▸ **PROBLEM**:
Restate all the entries exactly as they appear, apart from the pictures.

[Dataset rows describing interfaces]
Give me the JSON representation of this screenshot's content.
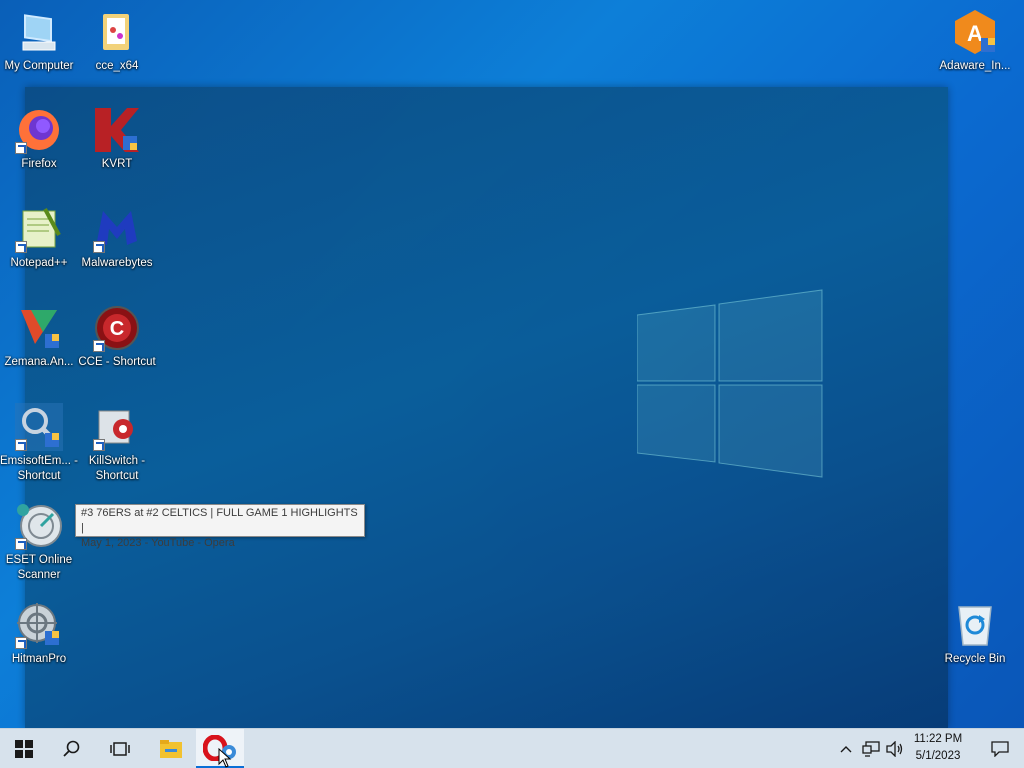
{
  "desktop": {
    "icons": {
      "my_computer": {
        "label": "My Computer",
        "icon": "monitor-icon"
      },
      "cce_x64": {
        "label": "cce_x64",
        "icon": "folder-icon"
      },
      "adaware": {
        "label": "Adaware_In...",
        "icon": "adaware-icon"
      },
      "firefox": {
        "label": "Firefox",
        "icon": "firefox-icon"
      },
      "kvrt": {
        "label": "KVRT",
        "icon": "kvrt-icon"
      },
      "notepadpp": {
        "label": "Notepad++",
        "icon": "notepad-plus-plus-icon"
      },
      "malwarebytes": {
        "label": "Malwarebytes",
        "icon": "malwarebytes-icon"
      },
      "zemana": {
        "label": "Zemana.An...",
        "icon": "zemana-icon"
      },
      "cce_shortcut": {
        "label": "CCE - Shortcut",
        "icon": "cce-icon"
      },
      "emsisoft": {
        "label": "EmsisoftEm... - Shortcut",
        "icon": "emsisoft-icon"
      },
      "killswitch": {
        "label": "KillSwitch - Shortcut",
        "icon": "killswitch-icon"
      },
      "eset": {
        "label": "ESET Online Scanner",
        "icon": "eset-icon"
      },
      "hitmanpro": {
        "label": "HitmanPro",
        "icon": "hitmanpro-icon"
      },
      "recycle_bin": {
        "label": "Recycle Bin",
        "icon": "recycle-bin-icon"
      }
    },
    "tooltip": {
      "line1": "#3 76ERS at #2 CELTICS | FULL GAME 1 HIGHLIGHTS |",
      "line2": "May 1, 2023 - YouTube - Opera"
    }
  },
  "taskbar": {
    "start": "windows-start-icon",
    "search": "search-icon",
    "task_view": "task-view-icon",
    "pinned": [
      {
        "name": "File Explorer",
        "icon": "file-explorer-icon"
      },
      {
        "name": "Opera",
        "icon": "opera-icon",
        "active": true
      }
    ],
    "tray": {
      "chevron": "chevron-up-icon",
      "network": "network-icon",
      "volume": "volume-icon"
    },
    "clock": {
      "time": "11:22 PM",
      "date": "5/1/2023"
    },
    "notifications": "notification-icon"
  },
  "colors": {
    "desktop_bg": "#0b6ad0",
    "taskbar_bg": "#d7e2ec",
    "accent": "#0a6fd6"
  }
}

▸ **OUTPUT OF THE EXERCISE**:
Give me the JSON representation of this screenshot's content.
{
  "desktop": {
    "icons": {
      "my_computer": {
        "label": "My Computer",
        "icon": "monitor-icon"
      },
      "cce_x64": {
        "label": "cce_x64",
        "icon": "folder-icon"
      },
      "adaware": {
        "label": "Adaware_In...",
        "icon": "adaware-icon"
      },
      "firefox": {
        "label": "Firefox",
        "icon": "firefox-icon"
      },
      "kvrt": {
        "label": "KVRT",
        "icon": "kvrt-icon"
      },
      "notepadpp": {
        "label": "Notepad++",
        "icon": "notepad-plus-plus-icon"
      },
      "malwarebytes": {
        "label": "Malwarebytes",
        "icon": "malwarebytes-icon"
      },
      "zemana": {
        "label": "Zemana.An...",
        "icon": "zemana-icon"
      },
      "cce_shortcut": {
        "label": "CCE - Shortcut",
        "icon": "cce-icon"
      },
      "emsisoft": {
        "label": "EmsisoftEm... - Shortcut",
        "icon": "emsisoft-icon"
      },
      "killswitch": {
        "label": "KillSwitch - Shortcut",
        "icon": "killswitch-icon"
      },
      "eset": {
        "label": "ESET Online Scanner",
        "icon": "eset-icon"
      },
      "hitmanpro": {
        "label": "HitmanPro",
        "icon": "hitmanpro-icon"
      },
      "recycle_bin": {
        "label": "Recycle Bin",
        "icon": "recycle-bin-icon"
      }
    },
    "tooltip": {
      "line1": "#3 76ERS at #2 CELTICS | FULL GAME 1 HIGHLIGHTS |",
      "line2": "May 1, 2023 - YouTube - Opera"
    }
  },
  "taskbar": {
    "start": "windows-start-icon",
    "search": "search-icon",
    "task_view": "task-view-icon",
    "pinned": [
      {
        "name": "File Explorer",
        "icon": "file-explorer-icon"
      },
      {
        "name": "Opera",
        "icon": "opera-icon",
        "active": true
      }
    ],
    "tray": {
      "chevron": "chevron-up-icon",
      "network": "network-icon",
      "volume": "volume-icon"
    },
    "clock": {
      "time": "11:22 PM",
      "date": "5/1/2023"
    },
    "notifications": "notification-icon"
  },
  "colors": {
    "desktop_bg": "#0b6ad0",
    "taskbar_bg": "#d7e2ec",
    "accent": "#0a6fd6"
  }
}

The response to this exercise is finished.